_Exercise directions_. Type out the entries below again, character for character.

_Page and application data records_.
============================================================

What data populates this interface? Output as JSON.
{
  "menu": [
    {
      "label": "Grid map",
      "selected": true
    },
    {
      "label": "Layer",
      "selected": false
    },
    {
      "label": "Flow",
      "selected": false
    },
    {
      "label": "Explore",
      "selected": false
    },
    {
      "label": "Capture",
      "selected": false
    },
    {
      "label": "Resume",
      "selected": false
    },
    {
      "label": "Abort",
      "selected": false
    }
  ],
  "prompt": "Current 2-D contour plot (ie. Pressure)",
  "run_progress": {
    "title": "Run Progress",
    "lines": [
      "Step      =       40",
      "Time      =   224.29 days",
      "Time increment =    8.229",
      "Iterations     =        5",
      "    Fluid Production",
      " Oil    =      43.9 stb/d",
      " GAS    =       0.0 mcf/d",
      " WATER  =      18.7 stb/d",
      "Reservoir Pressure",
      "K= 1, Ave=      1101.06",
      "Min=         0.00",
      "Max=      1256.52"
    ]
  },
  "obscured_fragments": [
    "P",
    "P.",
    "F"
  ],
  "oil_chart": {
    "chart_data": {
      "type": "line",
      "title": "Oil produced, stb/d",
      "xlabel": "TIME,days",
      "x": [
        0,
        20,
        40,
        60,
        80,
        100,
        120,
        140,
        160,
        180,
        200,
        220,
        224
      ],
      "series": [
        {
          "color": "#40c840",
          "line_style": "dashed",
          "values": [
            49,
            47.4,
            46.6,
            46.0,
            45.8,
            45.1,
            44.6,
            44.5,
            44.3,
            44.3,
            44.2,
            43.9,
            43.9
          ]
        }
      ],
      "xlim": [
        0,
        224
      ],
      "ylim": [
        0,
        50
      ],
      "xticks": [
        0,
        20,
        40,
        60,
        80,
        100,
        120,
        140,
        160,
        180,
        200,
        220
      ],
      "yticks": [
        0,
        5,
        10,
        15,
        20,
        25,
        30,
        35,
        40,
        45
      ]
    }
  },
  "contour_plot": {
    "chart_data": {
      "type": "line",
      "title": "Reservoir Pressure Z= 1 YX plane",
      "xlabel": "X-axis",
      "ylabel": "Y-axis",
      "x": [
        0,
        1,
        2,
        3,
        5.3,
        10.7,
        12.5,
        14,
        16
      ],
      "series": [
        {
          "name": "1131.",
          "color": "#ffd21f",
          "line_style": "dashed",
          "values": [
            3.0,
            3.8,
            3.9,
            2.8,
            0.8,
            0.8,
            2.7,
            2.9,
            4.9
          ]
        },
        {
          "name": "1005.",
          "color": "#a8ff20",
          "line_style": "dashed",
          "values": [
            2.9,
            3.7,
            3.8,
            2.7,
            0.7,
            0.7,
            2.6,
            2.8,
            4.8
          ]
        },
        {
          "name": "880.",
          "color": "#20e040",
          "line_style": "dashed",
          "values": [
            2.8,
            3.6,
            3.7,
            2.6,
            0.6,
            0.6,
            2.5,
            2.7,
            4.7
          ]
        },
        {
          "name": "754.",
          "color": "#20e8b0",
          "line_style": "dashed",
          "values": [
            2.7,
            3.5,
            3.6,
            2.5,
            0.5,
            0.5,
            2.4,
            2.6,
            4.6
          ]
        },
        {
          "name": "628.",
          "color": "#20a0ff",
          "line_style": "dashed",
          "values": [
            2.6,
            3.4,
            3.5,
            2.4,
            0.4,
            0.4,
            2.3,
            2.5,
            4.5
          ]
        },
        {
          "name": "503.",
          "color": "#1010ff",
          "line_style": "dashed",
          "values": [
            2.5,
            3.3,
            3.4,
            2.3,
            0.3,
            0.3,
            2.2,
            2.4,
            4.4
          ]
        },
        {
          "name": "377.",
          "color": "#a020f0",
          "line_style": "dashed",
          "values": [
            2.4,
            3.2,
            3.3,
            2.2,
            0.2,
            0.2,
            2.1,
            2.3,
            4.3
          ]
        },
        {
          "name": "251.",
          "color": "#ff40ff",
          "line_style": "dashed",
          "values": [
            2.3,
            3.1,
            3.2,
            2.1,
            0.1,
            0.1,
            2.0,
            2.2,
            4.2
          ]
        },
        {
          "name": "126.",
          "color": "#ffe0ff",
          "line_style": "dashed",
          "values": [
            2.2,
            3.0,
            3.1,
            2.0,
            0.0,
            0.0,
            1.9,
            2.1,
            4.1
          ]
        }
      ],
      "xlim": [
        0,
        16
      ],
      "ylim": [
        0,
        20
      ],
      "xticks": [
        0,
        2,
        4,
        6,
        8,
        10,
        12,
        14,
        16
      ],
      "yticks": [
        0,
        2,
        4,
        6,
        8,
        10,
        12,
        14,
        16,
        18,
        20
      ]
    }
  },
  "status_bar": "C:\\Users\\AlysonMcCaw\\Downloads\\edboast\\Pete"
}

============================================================

_Problem solution_.
What data populates this interface? Output as JSON.
{
  "menu": [
    {
      "label": "Grid map",
      "selected": true
    },
    {
      "label": "Layer",
      "selected": false
    },
    {
      "label": "Flow",
      "selected": false
    },
    {
      "label": "Explore",
      "selected": false
    },
    {
      "label": "Capture",
      "selected": false
    },
    {
      "label": "Resume",
      "selected": false
    },
    {
      "label": "Abort",
      "selected": false
    }
  ],
  "prompt": "Current 2-D contour plot (ie. Pressure)",
  "run_progress": {
    "title": "Run Progress",
    "lines": [
      "Step      =       40",
      "Time      =   224.29 days",
      "Time increment =    8.229",
      "Iterations     =        5",
      "    Fluid Production",
      " Oil    =      43.9 stb/d",
      " GAS    =       0.0 mcf/d",
      " WATER  =      18.7 stb/d",
      "Reservoir Pressure",
      "K= 1, Ave=      1101.06",
      "Min=         0.00",
      "Max=      1256.52"
    ]
  },
  "obscured_fragments": [
    "P",
    "P.",
    "F"
  ],
  "oil_chart": {
    "chart_data": {
      "type": "line",
      "title": "Oil produced, stb/d",
      "xlabel": "TIME,days",
      "x": [
        0,
        20,
        40,
        60,
        80,
        100,
        120,
        140,
        160,
        180,
        200,
        220,
        224
      ],
      "series": [
        {
          "color": "#40c840",
          "line_style": "dashed",
          "values": [
            49,
            47.4,
            46.6,
            46.0,
            45.8,
            45.1,
            44.6,
            44.5,
            44.3,
            44.3,
            44.2,
            43.9,
            43.9
          ]
        }
      ],
      "xlim": [
        0,
        224
      ],
      "ylim": [
        0,
        50
      ],
      "xticks": [
        0,
        20,
        40,
        60,
        80,
        100,
        120,
        140,
        160,
        180,
        200,
        220
      ],
      "yticks": [
        0,
        5,
        10,
        15,
        20,
        25,
        30,
        35,
        40,
        45
      ]
    }
  },
  "contour_plot": {
    "chart_data": {
      "type": "line",
      "title": "Reservoir Pressure Z= 1 YX plane",
      "xlabel": "X-axis",
      "ylabel": "Y-axis",
      "x": [
        0,
        1,
        2,
        3,
        5.3,
        10.7,
        12.5,
        14,
        16
      ],
      "series": [
        {
          "name": "1131.",
          "color": "#ffd21f",
          "line_style": "dashed",
          "values": [
            3.0,
            3.8,
            3.9,
            2.8,
            0.8,
            0.8,
            2.7,
            2.9,
            4.9
          ]
        },
        {
          "name": "1005.",
          "color": "#a8ff20",
          "line_style": "dashed",
          "values": [
            2.9,
            3.7,
            3.8,
            2.7,
            0.7,
            0.7,
            2.6,
            2.8,
            4.8
          ]
        },
        {
          "name": "880.",
          "color": "#20e040",
          "line_style": "dashed",
          "values": [
            2.8,
            3.6,
            3.7,
            2.6,
            0.6,
            0.6,
            2.5,
            2.7,
            4.7
          ]
        },
        {
          "name": "754.",
          "color": "#20e8b0",
          "line_style": "dashed",
          "values": [
            2.7,
            3.5,
            3.6,
            2.5,
            0.5,
            0.5,
            2.4,
            2.6,
            4.6
          ]
        },
        {
          "name": "628.",
          "color": "#20a0ff",
          "line_style": "dashed",
          "values": [
            2.6,
            3.4,
            3.5,
            2.4,
            0.4,
            0.4,
            2.3,
            2.5,
            4.5
          ]
        },
        {
          "name": "503.",
          "color": "#1010ff",
          "line_style": "dashed",
          "values": [
            2.5,
            3.3,
            3.4,
            2.3,
            0.3,
            0.3,
            2.2,
            2.4,
            4.4
          ]
        },
        {
          "name": "377.",
          "color": "#a020f0",
          "line_style": "dashed",
          "values": [
            2.4,
            3.2,
            3.3,
            2.2,
            0.2,
            0.2,
            2.1,
            2.3,
            4.3
          ]
        },
        {
          "name": "251.",
          "color": "#ff40ff",
          "line_style": "dashed",
          "values": [
            2.3,
            3.1,
            3.2,
            2.1,
            0.1,
            0.1,
            2.0,
            2.2,
            4.2
          ]
        },
        {
          "name": "126.",
          "color": "#ffe0ff",
          "line_style": "dashed",
          "values": [
            2.2,
            3.0,
            3.1,
            2.0,
            0.0,
            0.0,
            1.9,
            2.1,
            4.1
          ]
        }
      ],
      "xlim": [
        0,
        16
      ],
      "ylim": [
        0,
        20
      ],
      "xticks": [
        0,
        2,
        4,
        6,
        8,
        10,
        12,
        14,
        16
      ],
      "yticks": [
        0,
        2,
        4,
        6,
        8,
        10,
        12,
        14,
        16,
        18,
        20
      ]
    }
  },
  "status_bar": "C:\\Users\\AlysonMcCaw\\Downloads\\edboast\\Pete"
}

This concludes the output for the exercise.